Looking for any automotive brands in particular? There are many more Auburns, Cords and Duesenberg’s on exhibit in the museum. Beyond those…and in addition to the automobiles I’ve listed above, there are many more vehicles in the collection. In no particular order, here are some of the brand names: Locomobile, Haynes, Crosley, Westcott, LaSalle, Cadillac, Pierce-Arrow, Checker, Rolls-Royce, Cole, Thunderbird, Sunbeam, Lincoln, International Harvester, Ruxton, Premier, Graham, Cunningham, Eckhart, Mitchell, Kiblinger, Cisitalia, Marmon, Lexington, Corvette, Chevrolet, Apperson, Waverley Electric and, Stearns-Knight.
Well, that’s about it for the Auburn-Cord-Duesenberg Museum… In addition to all the autos, there are special and focused exhibits. One that was underway during our visit involved 150 or so auto hood ornaments and emblems. It was very artistic and spectacular all by itself.

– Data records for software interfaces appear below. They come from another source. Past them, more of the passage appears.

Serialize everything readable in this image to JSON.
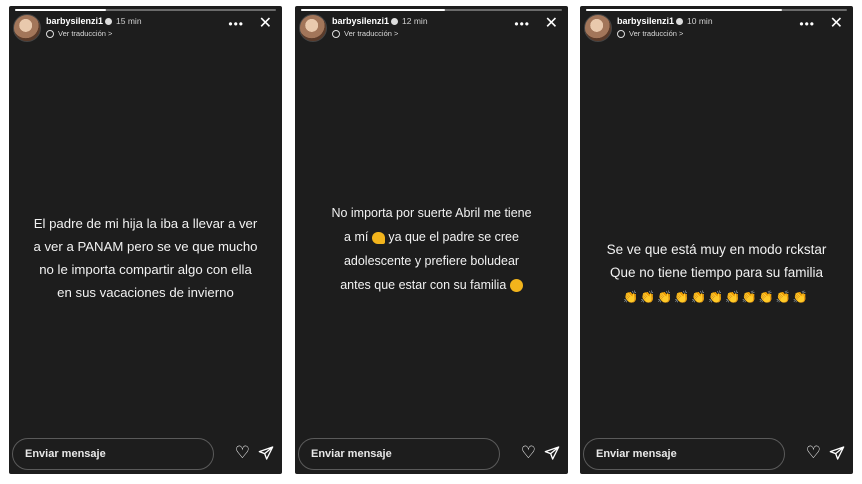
{
  "stories": [
    {
      "username": "barbysilenzi1",
      "time": "15 min",
      "translate": "Ver traducción >",
      "progress": 0.35,
      "message_lines": [
        "El padre de mi hija la iba a llevar a ver",
        "a ver a PANAM pero se ve que mucho",
        "no le importa compartir algo con ella",
        "en sus vacaciones de invierno"
      ],
      "send_placeholder": "Enviar mensaje"
    },
    {
      "username": "barbysilenzi1",
      "time": "12 min",
      "translate": "Ver traducción >",
      "progress": 0.55,
      "message_lines": [
        "No importa por suerte Abril me tiene",
        "a mí",
        "ya que el padre se cree",
        "adolescente y prefiere boludear",
        "antes que estar con su familia"
      ],
      "emojis": [
        "flexed-biceps-emoji",
        "smirk-emoji"
      ],
      "send_placeholder": "Enviar mensaje"
    },
    {
      "username": "barbysilenzi1",
      "time": "10 min",
      "translate": "Ver traducción >",
      "progress": 0.75,
      "message_lines": [
        "Se ve que  está muy en modo rckstar",
        "Que no tiene tiempo para su familia"
      ],
      "clap_count": 11,
      "send_placeholder": "Enviar mensaje"
    }
  ],
  "icons": {
    "more": "more-options-icon",
    "close": "close-icon",
    "heart": "heart-icon",
    "send": "send-icon",
    "clap": "clapping-hands-emoji"
  },
  "colors": {
    "story_bg": "#1d1d1d",
    "text": "#f2f2f2",
    "emoji": "#f2b41c"
  }
}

We would highly recommend a visit to the Auburn-Cord-Duesenberg Museum. You don’t have to love cars to appreciate the design…the art behind these spectacular automobiles. The Museum is located at 1600 Wayne Street in Auburn Indiana. Phone: 260-925-1444. They are open from 9 AM to 5 PM daily. Website: https://automobilemuseum.org/.
Just click on any of the photos to enlarge them…
Thanks for stopping by for a visit!
Take Care, Big Daddy Dave
omg...they are absolutely gorgeous. Why are modern cars so plain and boring?ReplyDelete
Hard to believe current riding mowers have as much or more power than the early cars.ReplyDelete
Simply a big wow! I'm going to use this post as a link when I cover "Sepia Saturday for cars."ReplyDelete
All the vehicles included in this post are such beautiful cutos, Dave, and it would be hard to select a favorite. It is always amazing to me as to just how many auto companies there were that only produced a couple of models.ReplyDelete
Dear Dave, Love traveling along through your writing. That is the only way I will get to these places. It is so interesting and the craftmanship is so beautiful. Hope all is well with you and Laurie.ReplyDelete
I just can’t believe the wealth of automobiles in this museum. It looks to me that a week might not be enough to look at everything. I remember my mother always said she loved Packard cars and I did not know what they looked like, well you showed a nice specimen. This series of posts was so very interesting, thank you.ReplyDelete